March 14, 1945, two Kentucky Highway Patrol officers posed with some confiscated moonshine after federal agents raided a still at Fox Gap.

Localtonians wish a Happy Birthday to Henderson native Darrell Addison Posey, born in 1947.  An obituary described him as an “anthropologist who gave up scholarly detachment to fight for the rights of native peoples.

March 14, 1948, the legislature declared Jefferson Davis Day and Confederate Memorial Day a holiday to be observed on June 3.  It Happened Today in Kentucky History by Robert A. Powell, pg: 30

March 14, 1961, Louisville police arrested 177 out of 300 protestors in one of the “liveliest” days of protesting Kentucky had ever seen.  Many arrested included civil-rights movement leaders.  Police Chief Binder pulled Frank Stanley, Jr. from a protest outside a movie theater and took him to a police wagon.

March 14, 1965, Governor Ned Breathitt and 3,000 people marched in Louisville.  The gathering was one of many held throughout America to protest the murder of a white Unitarian minister in Selma, Alabama, a week earlier.   The day would later be known as Bloody Sunday.

March 14, 1967, Army CPL William F. Hogan, Jr. from Lexington died in the Vietnam War.

March 14, 1968, Army SP4 Donald E. Kidd from Louisville died in the Vietnam War.

March 14, 1969, Navy PO1 Alvin T. Stahl from Louisville died in the Vietnam War.

On March 14, 1973, the National Register of Historic Places accepted the Hunt–Morgan House, historically known as Hopemont.

March 14, 1975, Covington native Haven Gillespie died in Las Vegas.  In 1985, George Strait covered his “Right or Wrong” (written in 1921), scoring the ASCAP Country Music Award in the process.  Haven is best known for Santa Claus is Coming to Town.

March 14, 1976, Jockey Bill Shoemaker won his 7,000th race.

March 14, 1978, Barbra Thornhill became the 165th victim of the Beverly Hills fire when she died nine months after the tragic night.

Localtonians wish a Happy Birthday to Paducah native George Wilson, born in 1981.  As the safety for the Buffalo Bills from 2004 to 2012; he won the Walter Payton Man of the Year Award in 2009 and 2011.

March 14, 1985, Kentucky dedicated 92 acres in Barren County adjacent to the Barren River Reservoir for the Brigadoon State Nature Preserve.  Locals added 88 acres several years later.  In 2010, they added four acres.  Today, 184 acres are protected.  A Brigadoon is an idyllic place that is unaffected by time or remote from reality.

On March 14, 2008, the Federal Reserve held its 1st emergency weekend meeting in 30 years.  They announced they would guarantee Bear Stearns’ bad loans three days later.  Ideally, they wanted JP Morgan to purchase Bear and prevent bankruptcy.

March 14, 2009, Rachel Alexandra won her 1st graded stakes of the year in the $400,000 Fairgrounds Oaks (GII), in the slop, effortlessly.

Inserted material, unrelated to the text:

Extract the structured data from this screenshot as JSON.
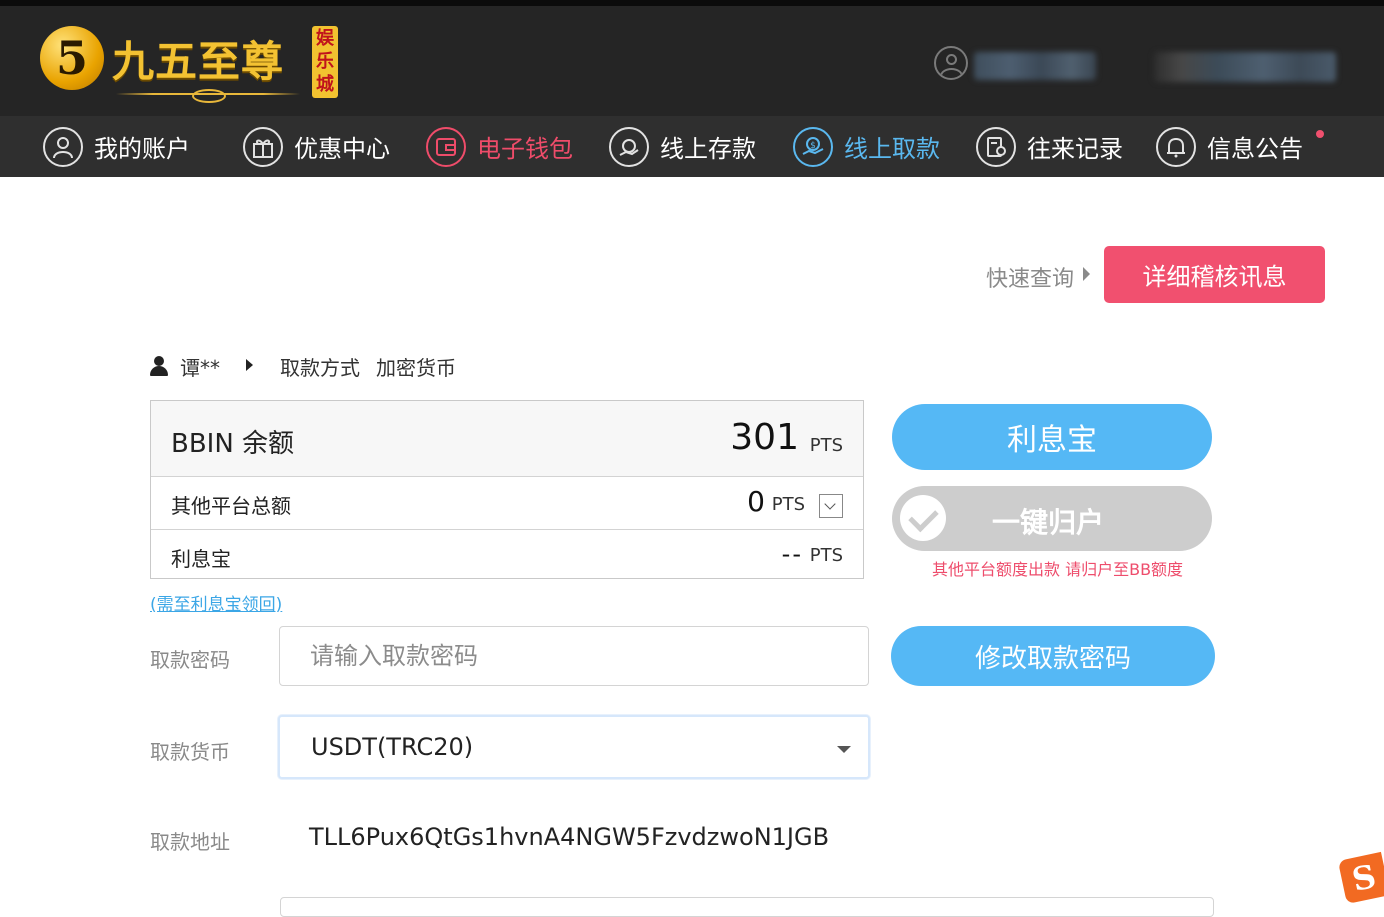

March 14, 2010, John Wall and DeMarcus Cousins helped UK defeat Mississippi State, 75-74, in overtime for Kentucky’s 26th SEC Tournament title.

March 14, 2013, the 7th horse under the care of Bob Baffert died suddenly, this time at Hollywood Park.  Shortly after case #7, the equine medical director advised the CHRB to conduct an official investigation.

March 14, 2015, the GII $750,000 Rebel Stakes ran at Oaklawn Park.

March 14, 2018, Governor M. Bevin ignited fresh outrage against teachers.  During an interview on Campbellsville’s WVLC radio station, the governor called teachers who opposed Senate Bill 1 “selfish and “ignorant,” he didn’t stop there.

March 14, 2019, the Toyota Georgetown plant announced they would start producing the Rav4 Crossover SUV Hybrid and the Lexus ES Hybrid.

March 14, 2022, public library advocates declared their opposition to Kentucky Senate Bill 167, which the Senate passed and sent to the House.  The bill included spending cuts and possible censoring by handing control of the library boards to county judge executives.  However, the Senate at least removed a section that abolished all library boards across the state.

March 14, 2023, Senate Majority Floor Leader Damon Thayer, Georgetown, who had been a prominent opponent of medical marijuana, voted to pass a bill through a committee to legalize medical marijuana under a very narrow framework.  The Senate passed it two days later, and the governor signed it 14 days later.  The lawmakers rewrote the bill in 2024 to make it more available.